Type-2 diabetes is one of the metabolic conditions that can cause major organ damage and possibly death in the long term. For you to lower your risk of getting this condition, you must find ways to improve your blood sugar level, reduce possible chronic inflammation, cholesterol and blood pressure.

In the medical literature, the herbs and spices from India seem to have the most positive effects on improving blood sugar levels. According to researchers, turmeric, cinnamon, fenugreek, and ginger are the spices that demonstrate the most health benefits.

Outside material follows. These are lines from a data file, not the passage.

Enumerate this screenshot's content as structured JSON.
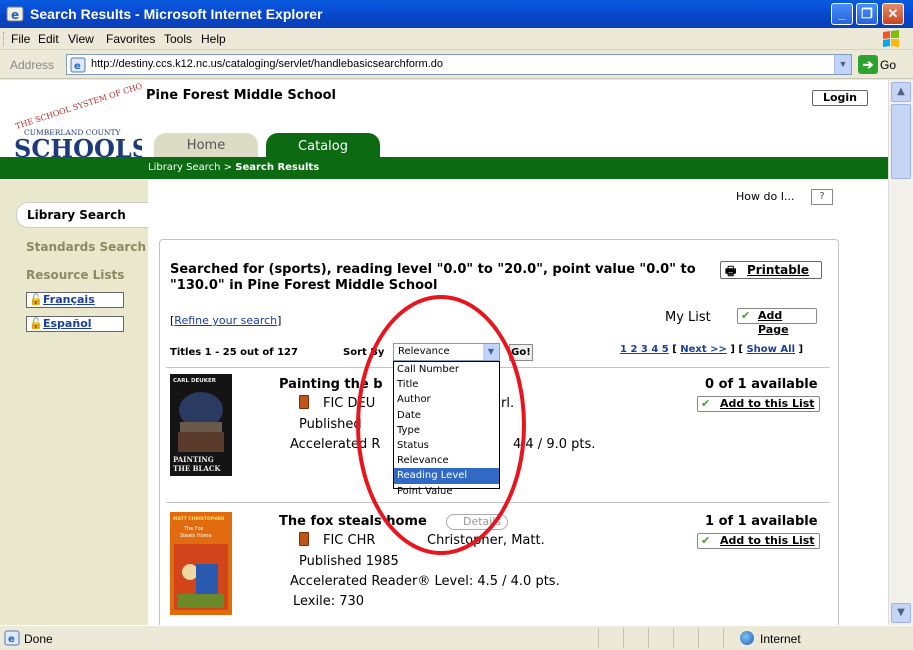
{
  "window": {
    "title": "Search Results - Microsoft Internet Explorer",
    "minimize": "_",
    "maximize": "❐",
    "close": "✕"
  },
  "menu": [
    "File",
    "Edit",
    "View",
    "Favorites",
    "Tools",
    "Help"
  ],
  "address": {
    "label": "Address",
    "url": "http://destiny.ccs.k12.nc.us/cataloging/servlet/handlebasicsearchform.do",
    "go_label": "Go"
  },
  "header": {
    "logo_top": "THE SCHOOL SYSTEM OF CHOICE",
    "logo_mid": "CUMBERLAND COUNTY",
    "logo_bottom": "SCHOOLS",
    "school_name": "Pine Forest Middle School",
    "login_label": "Login",
    "tabs": [
      {
        "label": "Home",
        "active": false
      },
      {
        "label": "Catalog",
        "active": true
      }
    ],
    "breadcrumb_prefix": "Library Search > ",
    "breadcrumb_current": "Search Results"
  },
  "sidebar": {
    "active": "Library Search",
    "links": [
      "Standards Search",
      "Resource Lists"
    ],
    "languages": [
      "Français",
      "Español"
    ]
  },
  "help": {
    "label": "How do I...",
    "button": "?"
  },
  "results": {
    "searched_for": "Searched for (sports), reading level \"0.0\" to \"20.0\", point value \"0.0\" to \"130.0\" in Pine Forest Middle School",
    "printable_label": "Printable",
    "refine_label": "Refine your search",
    "mylist_label": "My List",
    "addpage_label": "Add Page",
    "titles_count": "Titles 1 - 25 out of 127",
    "sort_label": "Sort By",
    "sort_selected": "Relevance",
    "go_label": "Go!",
    "pager_pages": "1 2 3 4 5",
    "pager_next": "Next >>",
    "pager_showall": "Show All",
    "sort_options": [
      "Call Number",
      "Title",
      "Author",
      "Date",
      "Type",
      "Status",
      "Relevance",
      "Reading Level",
      "Point Value"
    ],
    "sort_highlighted": "Reading Level",
    "items": [
      {
        "title": "Painting the b",
        "call": "FIC DEU",
        "author_fragment": "rl.",
        "published_fragment": "Published",
        "ar_fragment": "Accelerated R",
        "ar_level_fragment": "4.4 / 9.0 pts.",
        "availability": "0 of 1 available",
        "add_label": "Add to this List",
        "cover_top": "CARL DEUKER",
        "cover_bottom": "PAINTING THE BLACK"
      },
      {
        "title": "The fox steals home",
        "details_label": "Details",
        "call": "FIC CHR",
        "author": "Christopher, Matt.",
        "published": "Published 1985",
        "ar": "Accelerated Reader® Level:  4.5 / 4.0 pts.",
        "lexile": "Lexile: 730",
        "availability": "1 of 1 available",
        "add_label": "Add to this List",
        "cover_top": "MATT CHRISTOPHER",
        "cover_title": "The Fox Steals Home"
      }
    ]
  },
  "status": {
    "done": "Done",
    "zone": "Internet"
  }
}
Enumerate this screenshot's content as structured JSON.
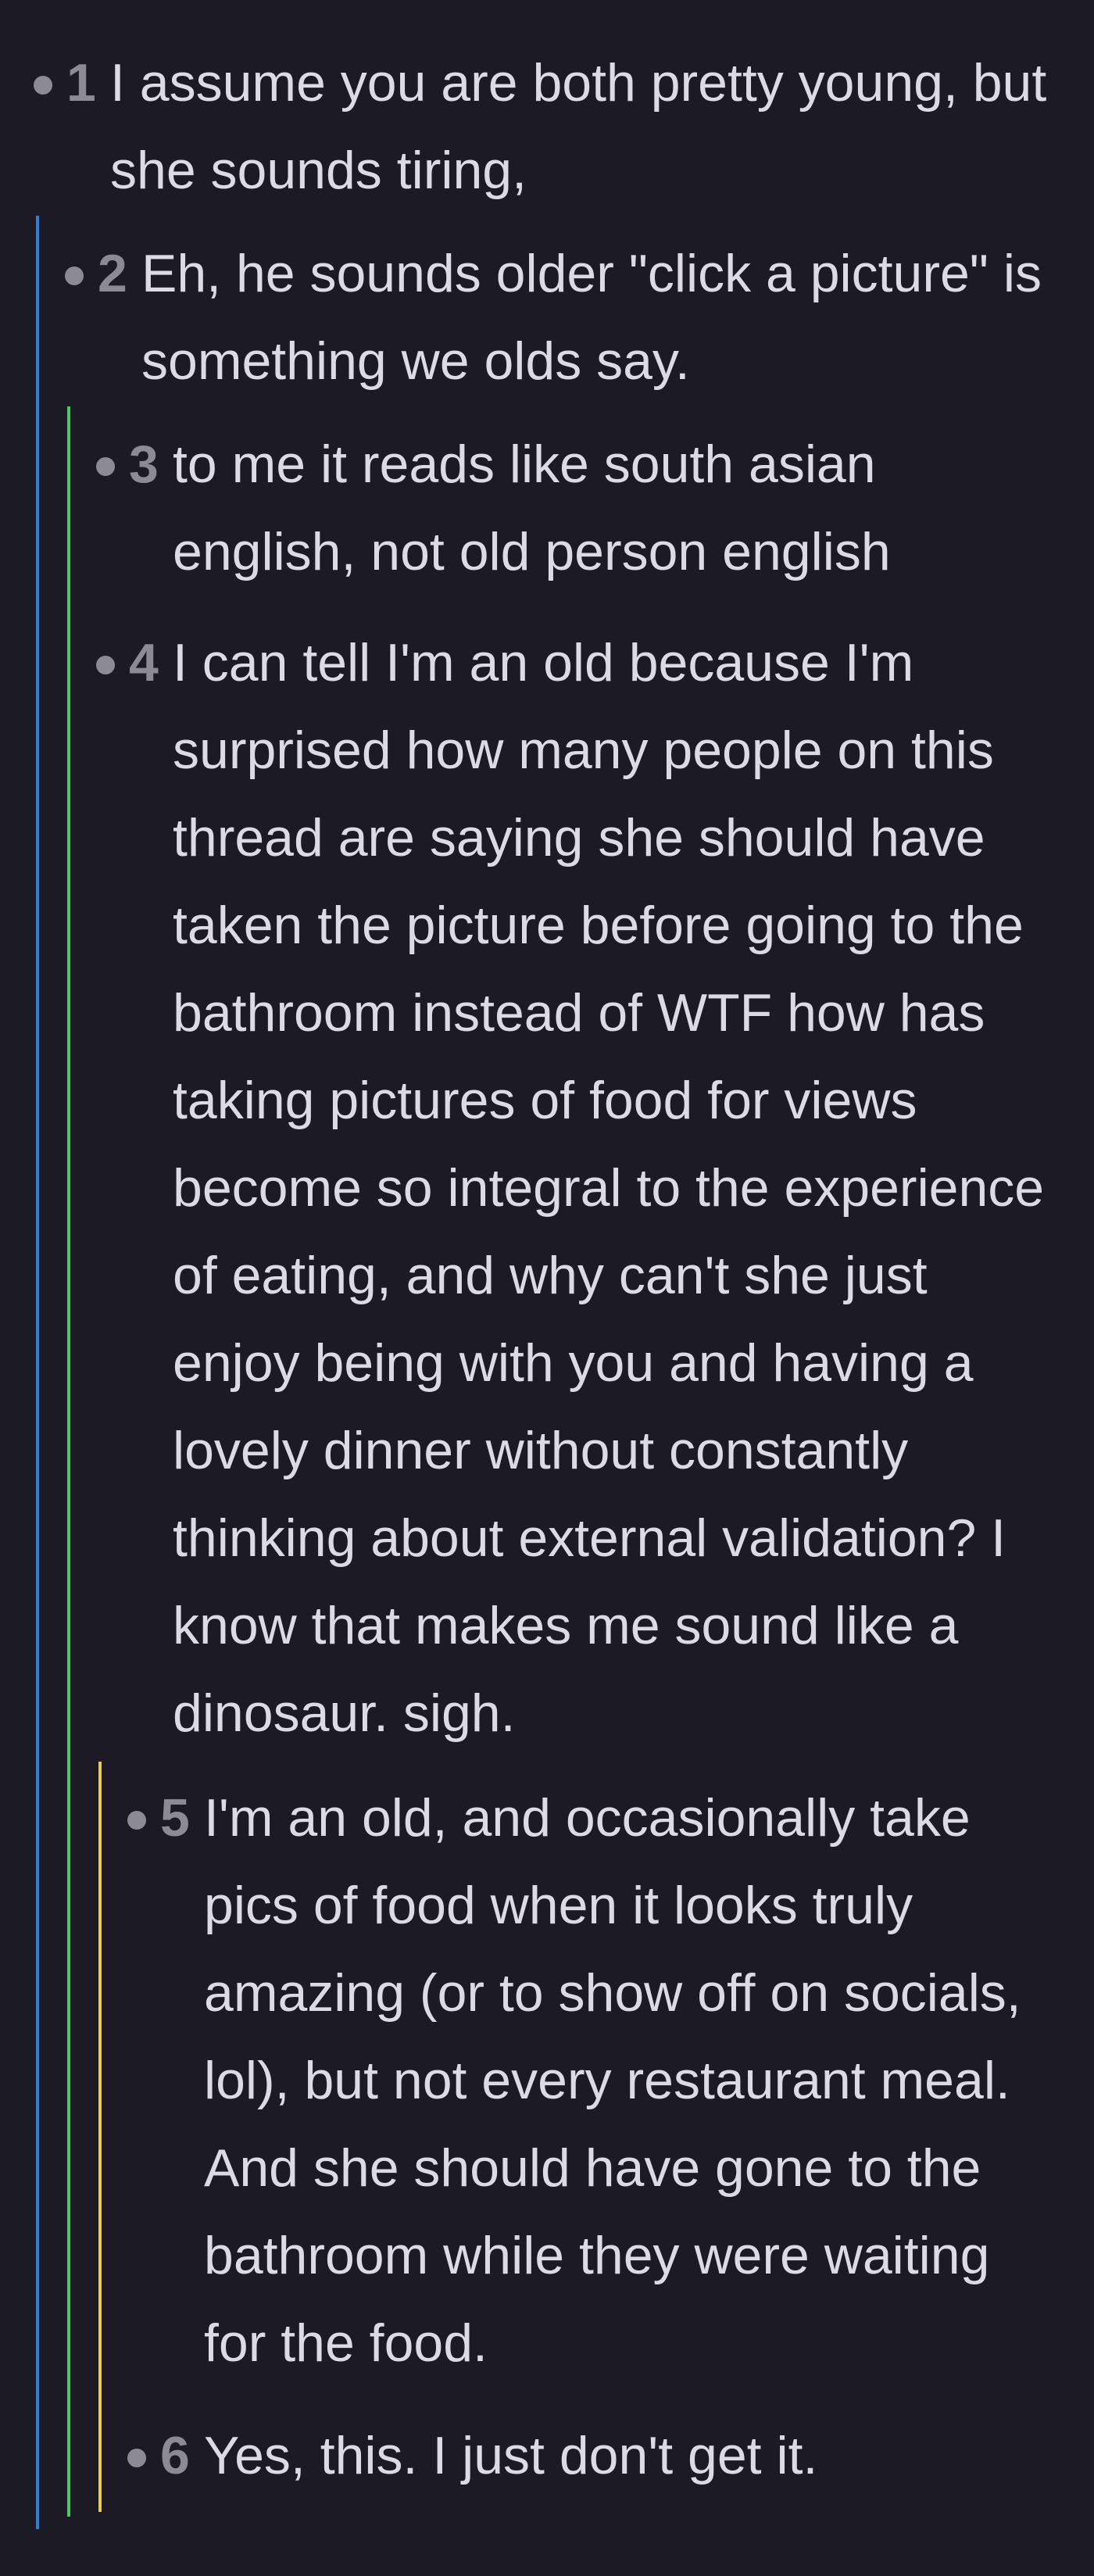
{
  "colors": {
    "background": "#1c1a24",
    "text": "#dcdae4",
    "muted": "#8c8a94",
    "depth_line_1": "#2f7fd0",
    "depth_line_2": "#4cc865",
    "depth_line_3": "#e8cc4a"
  },
  "thread": {
    "comments": [
      {
        "number": "1",
        "depth": 0,
        "text": "I assume you are both pretty young, but she sounds tiring,"
      },
      {
        "number": "2",
        "depth": 1,
        "text": "Eh, he sounds older \"click a picture\" is something we olds say."
      },
      {
        "number": "3",
        "depth": 2,
        "text": "to me it reads like south asian english, not old person english"
      },
      {
        "number": "4",
        "depth": 2,
        "text": "I can tell I'm an old because I'm surprised how many people on this thread are saying she should have taken the picture before going to the bathroom instead of WTF how has taking pictures of food for views become so integral to the experience of eating, and why can't she just enjoy being with you and having a lovely dinner without constantly thinking about external validation? I know that makes me sound like a dinosaur. sigh."
      },
      {
        "number": "5",
        "depth": 3,
        "text": "I'm an old, and occasionally take pics of food when it looks truly amazing (or to show off on socials, lol), but not every restaurant meal. And she should have gone to the bathroom while they were waiting for the food."
      },
      {
        "number": "6",
        "depth": 3,
        "text": "Yes, this. I just don't get it."
      }
    ]
  }
}
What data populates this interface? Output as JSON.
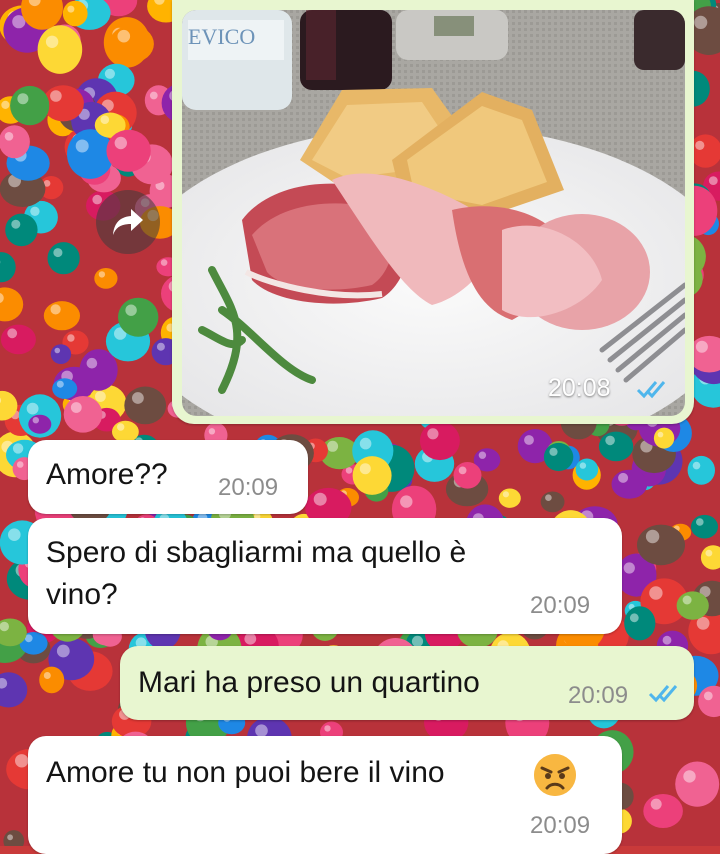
{
  "chat": {
    "messages": [
      {
        "type": "image",
        "direction": "outgoing",
        "time": "20:08",
        "status": "read",
        "image_content": "Plate with ham, prosciutto and fried dough, wine glass and water bottle",
        "image_label": "EVICO"
      },
      {
        "type": "text",
        "direction": "incoming",
        "text": "Amore??",
        "time": "20:09"
      },
      {
        "type": "text",
        "direction": "incoming",
        "text": "Spero di sbagliarmi ma quello è\nvino?",
        "time": "20:09"
      },
      {
        "type": "text",
        "direction": "outgoing",
        "text": "Mari ha preso un quartino",
        "time": "20:09",
        "status": "read"
      },
      {
        "type": "text",
        "direction": "incoming",
        "text": "Amore tu non puoi bere il vino",
        "emoji": "angry-face",
        "time": "20:09"
      }
    ]
  },
  "icons": {
    "forward": "forward-arrow-icon",
    "read_receipt": "double-check-icon",
    "emoji": "angry-face-icon"
  },
  "colors": {
    "incoming_bubble": "#ffffff",
    "outgoing_bubble": "#e8f6d0",
    "read_tick": "#4fb6ec",
    "timestamp": "#8c8c8c",
    "text": "#141414"
  }
}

A yellow-orange powder sold in most grocery stores, turmeric has been used in Ayurveda and traditional Chinese Medicine for thousands of years. It is known for its anti-inflammatory properties and its ability to detoxify the body. Among all spices, it also has the most attention from the field of science for its amazing reputation in fighting chronic inflammation-related diseases.

On its application to diabetes, turmeric reduces the overactivity of inflammatory enzymes called cytokines and improves the body’s disrupted insulin response pathways. This is one of the many spices packaged and sold as supplements. Curcumin capsules benefits can be easily determined by searching them online and reading reviews.



The use of cinnamon is said to lower the glucose levels of an individual with diabetes. There was a recent clinical study performed on the effects of cinnamon in sensitizing insulin and lowering blood sugar. The study demonstrated that cinnamon has the ability to lower LDL (bad cholesterol) and improve fasting blood sugar.

There were similar findings observed when 3 grams of water-based cinnamon extract was administered to diabetic patients in the course of four months. In this study, patients were instructed to not use insulin.


This is a plant commonly cultivated in Africa, Egypt, India and in many parts of the Middle East which has a long history of traditional medicinal use. According to the resource “Essential Oils in Food Preservation, Flavor and Safety”, fenugreek is famous for its antidiabetic, antitumorigenic, antioxidant, and antimicrobial activities.

Clinical research was conducted on fenugreek extract for diabetic patients. Results showed that fenugreek extract can increase insulin sensitivity and improve your fasting blood sugar.



This root has consistently demonstrated positive results for its ability to improve insulin sensitivity among animal research testing. In the study of Herbalism, ginger is famous for its anti-inflammatory, and anti-nausea benefits. It’s also famous for its effects of balancing the good and bad bacteria in your gut.

Recent scientific studies have also proven that ginger is not just limited to these benefits. It was stated that it reduces oxidation, improve cholesterol and sensitize insulin. Though there aren’t many studies on its effects on humans yet, preliminary research shows incredible results. Give it a little more time and we might see ginger being sold as a supplement.

There is enough research that suggests such herbs and spices have indeed health benefits to diabetic individuals. While the flavors of these long-standing traditional ingredients may take some time to get used to, there are so many people who crave for them once in a while. If you prefer to cook at home, searching for recipes in cookbooks will tell you how to use these humble ingredients properly. You can also ask the employees of local ethnic stores where these spices are usually sold.